For many animals, injuries will leave them stranded or left for dead. In some circumstances, animals are lucky enough to get rescued by veterinarians or good Samaritans and treatment can help them get back on their feet.
But in the case of Phillip the duck, there were no feet to get back up on. According to an article published by Mashable, the duck’s flippers were damaged due to frostbite from wandering around in the cold Wisconsin winter.
The duck’s owner, Vicki Rabe-Harrison, was saddened by the duck’s inability to walk like a regular duck. As a result, she contacted South Park Middle School, which just so happens to have a 3D printer on site.

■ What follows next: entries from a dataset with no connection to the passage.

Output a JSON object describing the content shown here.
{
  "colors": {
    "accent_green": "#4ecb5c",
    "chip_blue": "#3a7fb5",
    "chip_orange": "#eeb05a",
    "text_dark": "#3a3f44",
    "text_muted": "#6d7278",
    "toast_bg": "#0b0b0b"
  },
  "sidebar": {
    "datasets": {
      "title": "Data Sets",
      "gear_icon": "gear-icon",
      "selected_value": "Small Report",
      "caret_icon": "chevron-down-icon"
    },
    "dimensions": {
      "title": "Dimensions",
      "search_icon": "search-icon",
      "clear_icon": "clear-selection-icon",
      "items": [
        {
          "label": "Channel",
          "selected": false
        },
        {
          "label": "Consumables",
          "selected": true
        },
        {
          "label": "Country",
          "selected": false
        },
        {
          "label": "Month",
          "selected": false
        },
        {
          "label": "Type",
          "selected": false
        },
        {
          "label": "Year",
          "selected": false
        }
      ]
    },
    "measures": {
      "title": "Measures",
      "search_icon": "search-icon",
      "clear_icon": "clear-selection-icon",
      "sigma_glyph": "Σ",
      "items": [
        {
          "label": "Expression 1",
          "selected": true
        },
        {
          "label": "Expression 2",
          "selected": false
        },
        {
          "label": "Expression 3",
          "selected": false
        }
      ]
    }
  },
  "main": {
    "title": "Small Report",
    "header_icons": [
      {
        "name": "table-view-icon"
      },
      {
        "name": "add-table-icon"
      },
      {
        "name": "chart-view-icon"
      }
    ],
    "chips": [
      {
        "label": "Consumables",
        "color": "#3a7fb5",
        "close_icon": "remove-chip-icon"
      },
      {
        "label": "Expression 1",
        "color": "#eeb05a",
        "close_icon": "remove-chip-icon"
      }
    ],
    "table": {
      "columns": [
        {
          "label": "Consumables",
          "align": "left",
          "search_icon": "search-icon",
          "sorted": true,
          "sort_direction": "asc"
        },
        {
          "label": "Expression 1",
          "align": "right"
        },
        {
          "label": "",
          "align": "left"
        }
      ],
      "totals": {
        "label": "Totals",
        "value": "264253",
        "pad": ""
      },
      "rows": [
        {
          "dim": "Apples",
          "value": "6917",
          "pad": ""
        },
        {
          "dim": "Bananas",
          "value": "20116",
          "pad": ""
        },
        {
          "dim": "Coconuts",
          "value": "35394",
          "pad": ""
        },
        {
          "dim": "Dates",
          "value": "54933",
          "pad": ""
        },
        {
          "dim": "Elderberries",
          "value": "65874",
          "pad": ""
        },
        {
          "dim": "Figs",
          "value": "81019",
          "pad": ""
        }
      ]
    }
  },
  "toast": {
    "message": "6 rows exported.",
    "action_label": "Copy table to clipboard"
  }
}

Jason Jischke, a middle school teacher at the institution, was the head of the classroom that had the 3D printer, so naturally, the call was forwarded to him. Afterwards, he went through several design ideas for some new 3D printed feet that the duck would be able to use to walk on.

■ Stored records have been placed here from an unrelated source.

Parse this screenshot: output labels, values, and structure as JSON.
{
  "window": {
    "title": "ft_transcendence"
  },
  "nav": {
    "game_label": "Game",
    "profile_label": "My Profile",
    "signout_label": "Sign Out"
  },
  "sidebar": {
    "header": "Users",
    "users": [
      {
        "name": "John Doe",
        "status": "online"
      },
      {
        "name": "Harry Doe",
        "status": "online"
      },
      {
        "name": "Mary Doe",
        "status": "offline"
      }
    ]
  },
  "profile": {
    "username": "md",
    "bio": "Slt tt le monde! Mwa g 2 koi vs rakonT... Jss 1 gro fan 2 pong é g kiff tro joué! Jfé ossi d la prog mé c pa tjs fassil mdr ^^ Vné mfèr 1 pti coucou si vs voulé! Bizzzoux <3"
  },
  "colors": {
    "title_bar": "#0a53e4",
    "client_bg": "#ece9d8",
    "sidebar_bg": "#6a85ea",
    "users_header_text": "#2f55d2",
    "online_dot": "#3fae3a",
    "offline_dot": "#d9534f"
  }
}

After the prototyping phase was over, which is reported to have taken around 6 weeks, the 3D printer finally went through its final 36-hour print job, where it completed the final product out of a special kind of flexible material.

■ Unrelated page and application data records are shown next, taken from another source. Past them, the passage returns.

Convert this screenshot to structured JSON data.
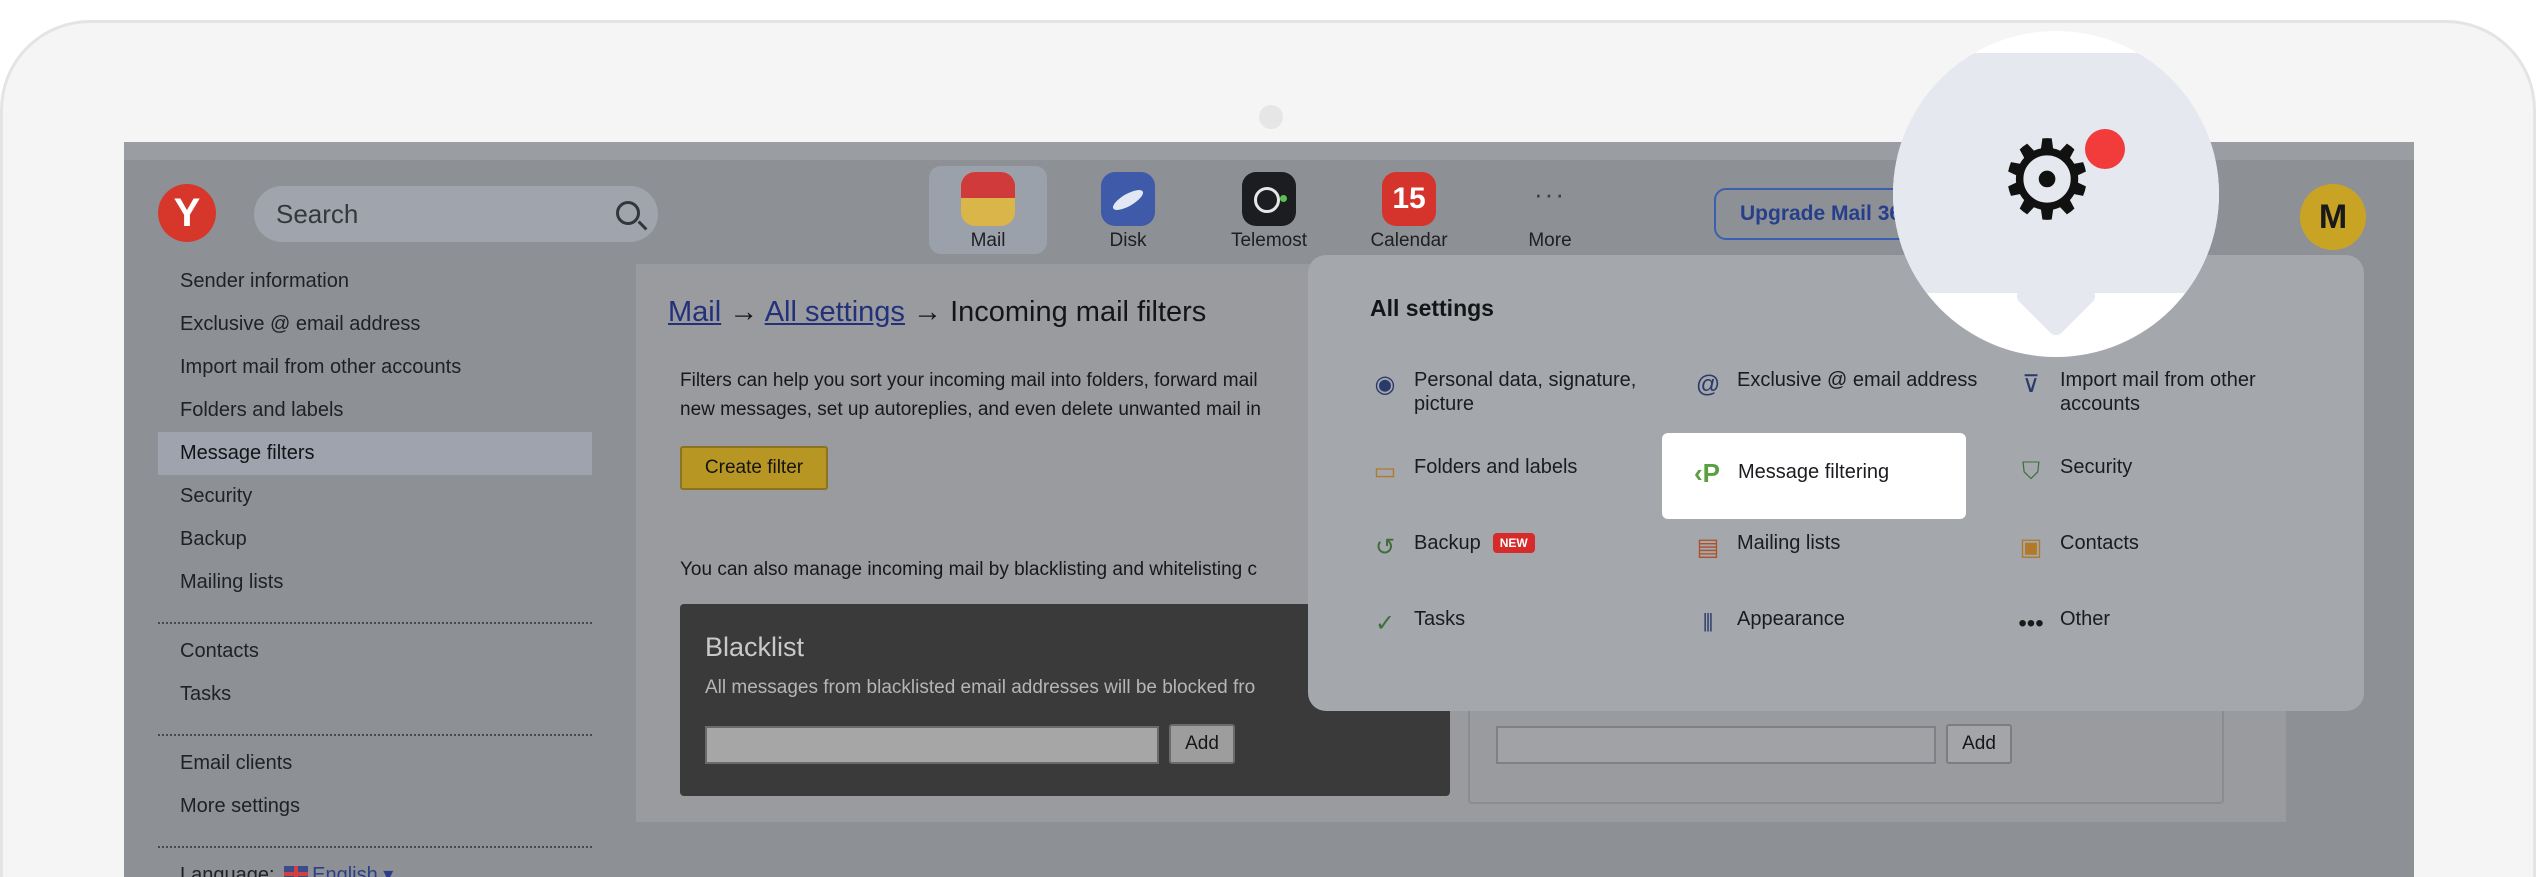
{
  "header": {
    "logo": "Y",
    "search_placeholder": "Search",
    "apps": [
      {
        "label": "Mail",
        "icon": "mail-icon"
      },
      {
        "label": "Disk",
        "icon": "disk-icon"
      },
      {
        "label": "Telemost",
        "icon": "telemost-icon"
      },
      {
        "label": "Calendar",
        "icon": "calendar-icon",
        "icon_text": "15"
      },
      {
        "label": "More",
        "icon": "more-icon",
        "icon_text": "···"
      }
    ],
    "upgrade_label": "Upgrade Mail 36",
    "avatar_initial": "M"
  },
  "sidebar": {
    "group1": [
      "Sender information",
      "Exclusive @ email address",
      "Import mail from other accounts",
      "Folders and labels",
      "Message filters",
      "Security",
      "Backup",
      "Mailing lists"
    ],
    "selected": "Message filters",
    "group2": [
      "Contacts",
      "Tasks"
    ],
    "group3": [
      "Email clients",
      "More settings"
    ],
    "language_label": "Language:",
    "language_value": "English"
  },
  "content": {
    "breadcrumb": {
      "mail": "Mail",
      "arrow1": "→",
      "all_settings": "All settings",
      "arrow2": "→",
      "current": "Incoming mail filters"
    },
    "desc_line1": "Filters can help you sort your incoming mail into folders, forward mail",
    "desc_line2": "new messages, set up autoreplies, and even delete unwanted mail in",
    "create_filter": "Create filter",
    "manage_text": "You can also manage incoming mail by blacklisting and whitelisting c",
    "blacklist": {
      "title": "Blacklist",
      "text": "All messages from blacklisted email addresses will be blocked fro",
      "add": "Add"
    },
    "whitelist": {
      "add": "Add"
    }
  },
  "settings_panel": {
    "title": "All settings",
    "items": [
      {
        "label": "Personal data, signature, picture",
        "icon": "person-icon"
      },
      {
        "label": "Exclusive @ email address",
        "icon": "at-icon"
      },
      {
        "label": "Import mail from other accounts",
        "icon": "import-icon"
      },
      {
        "label": "Folders and labels",
        "icon": "folder-icon"
      },
      {
        "label": "Message filtering",
        "icon": "filter-icon"
      },
      {
        "label": "Security",
        "icon": "shield-icon"
      },
      {
        "label": "Backup",
        "icon": "backup-icon",
        "badge": "NEW"
      },
      {
        "label": "Mailing lists",
        "icon": "mailing-list-icon"
      },
      {
        "label": "Contacts",
        "icon": "contacts-icon"
      },
      {
        "label": "Tasks",
        "icon": "tasks-icon"
      },
      {
        "label": "Appearance",
        "icon": "appearance-icon"
      },
      {
        "label": "Other",
        "icon": "more-dots-icon"
      }
    ]
  },
  "magnifier": {
    "icon": "gear-icon",
    "has_notification_dot": true
  },
  "colors": {
    "accent_red": "#d72b2b",
    "brand_yellow": "#b89623",
    "link_blue": "#23307a",
    "filter_green": "#5aa040"
  }
}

Despite the doubts surrounding whether or not the duck would be able to get used to the new flippers, it’s said that Phillip has already made strides in his learning curve and that it’s expected he’ll learn to balance even better with them in the coming weeks.
You can watch Phillip walk on his new 3D-printed feet below:
This isn’t the first time that 3D printing has offered a hand in making lives better for animals – 3D printing also provided a new beak for an injured toucan, and a set of wheels for a puppy that had no front feet.
The 3D printing industry continues to show its wide range of uses not only for animal care, but also in building bridges and helping with long-distance space travel. Soon, you’ll even be able to 3D print your own objects right from your smartphone.
It looks like 3D printing is definitely going to be the way of the future for its inexpensive and lightweight manufacturing abilities, and lives will be improved in the process.
Source: WBAY via Mashable